One of the toughest areas that it can affect is one’s civilian career. As a military spouse, I’ve had disappointing encounters with potential employers. It’s easy to feel nervous to tell companies that you’re married to someone serving in the military. However, many times one’s resume tells the tale anyway. After finishing graduate school, I fielded a call from a potential employer. I was immediately asked, “are you a military spouse or something? I noticed that you’ve lived exclusively in military towns.” My heart sank. Despite graduating at the top of my class and doing everything that I could to stand out on my own volition, it was obvious.
Yes, I’m a military spouse. However, I’ve come to realize that fact is a strength, not a weakness. I’m proud to be a part of the military community. I’m proud of my husband’s accomplishments. I’m proud of myself.
To my fellow military spouses: You are stronger than most, more qualified than you feel, and an example of true dedication. I’m proud of you. I’m proud of the military community. I’m proud of the companies that consider military spouses to be ideal job candidates. The military spouses that I know inspire me to do more, be better, and work harder – even when the odds are stacked against us.
Take advantage of available educational and professional resources. Military OneSource has many avenues available to connect with companies that desire to employ military spouses and veterans. There are also many educational programs that can help you stand out among other applicants. I wrote a poem that outlines the struggles that we military spouses encounter in our job hunts. Know you’re not alone. Keep being true to yourself. Remember: Perceived weaknesses can be your greatest strengths.
“To Whom It May Concern”
By: Charlotte Graham Porter
I’m hardworking and educated. Take me seriously. Please.
One degree, two degrees, should I get three?
Pick me for the job. I’ll wow you, I promise.
We’re military spouses. Don’t cast doubt upon us.
I’m smart. I’m accomplished. Top grad in my class.
But when you detected my affiliation, you passed.
You saw my credentials. “Military spouse,” you presumed.
The places I’ve lived were my chance’s doom.
Military towns are where I’ve resided,
But I’ve done more than most in the time that I’ve bided.
I’m not defined by his job. But for it, I’m better.
I’m flexible, organized, many struggles I’ll weather.
Full-time worker, student, self-sufficient, ambitious.
My awards and my history, take note, they’re prestigious.
I’m a hard worker, I go above and beyond,
I’m self-reliant, ambitious, skillful, and strong.
I worked to be picked as the cream of the crop.
Despite my tireless efforts, you scoffed,
“She’ll move away in a blink, that’s a fact.”

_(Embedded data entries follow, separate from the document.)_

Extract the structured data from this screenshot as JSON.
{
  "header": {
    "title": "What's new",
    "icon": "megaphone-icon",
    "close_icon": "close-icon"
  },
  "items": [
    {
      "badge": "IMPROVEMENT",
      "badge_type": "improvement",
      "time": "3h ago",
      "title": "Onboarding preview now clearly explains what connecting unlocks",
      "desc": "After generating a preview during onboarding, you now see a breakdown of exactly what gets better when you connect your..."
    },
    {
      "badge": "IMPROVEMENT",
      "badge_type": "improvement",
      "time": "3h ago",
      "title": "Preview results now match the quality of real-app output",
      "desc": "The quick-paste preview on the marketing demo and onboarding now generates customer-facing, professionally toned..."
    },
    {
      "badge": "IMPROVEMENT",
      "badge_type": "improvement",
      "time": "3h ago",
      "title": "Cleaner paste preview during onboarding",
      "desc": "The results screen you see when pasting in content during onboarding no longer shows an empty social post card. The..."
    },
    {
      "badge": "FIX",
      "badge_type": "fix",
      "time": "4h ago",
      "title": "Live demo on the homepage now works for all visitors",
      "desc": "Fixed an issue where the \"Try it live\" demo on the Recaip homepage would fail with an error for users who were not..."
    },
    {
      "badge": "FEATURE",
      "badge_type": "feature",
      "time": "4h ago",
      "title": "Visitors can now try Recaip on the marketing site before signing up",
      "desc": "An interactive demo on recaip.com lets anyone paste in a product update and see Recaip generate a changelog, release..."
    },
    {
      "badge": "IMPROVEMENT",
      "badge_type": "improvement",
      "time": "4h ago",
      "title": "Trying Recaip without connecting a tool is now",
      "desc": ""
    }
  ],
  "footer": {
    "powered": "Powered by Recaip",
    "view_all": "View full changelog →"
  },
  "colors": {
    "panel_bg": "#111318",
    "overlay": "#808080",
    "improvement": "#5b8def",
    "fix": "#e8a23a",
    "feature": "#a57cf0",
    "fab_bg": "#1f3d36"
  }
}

You moved my name to the depths of the stack.
Yes. I married a sailor, I’ve moved all around.
But I’m also a scholar, my grit will astound.
Consider a person, aside from presumption.
Perhaps he or she has invaluable functions.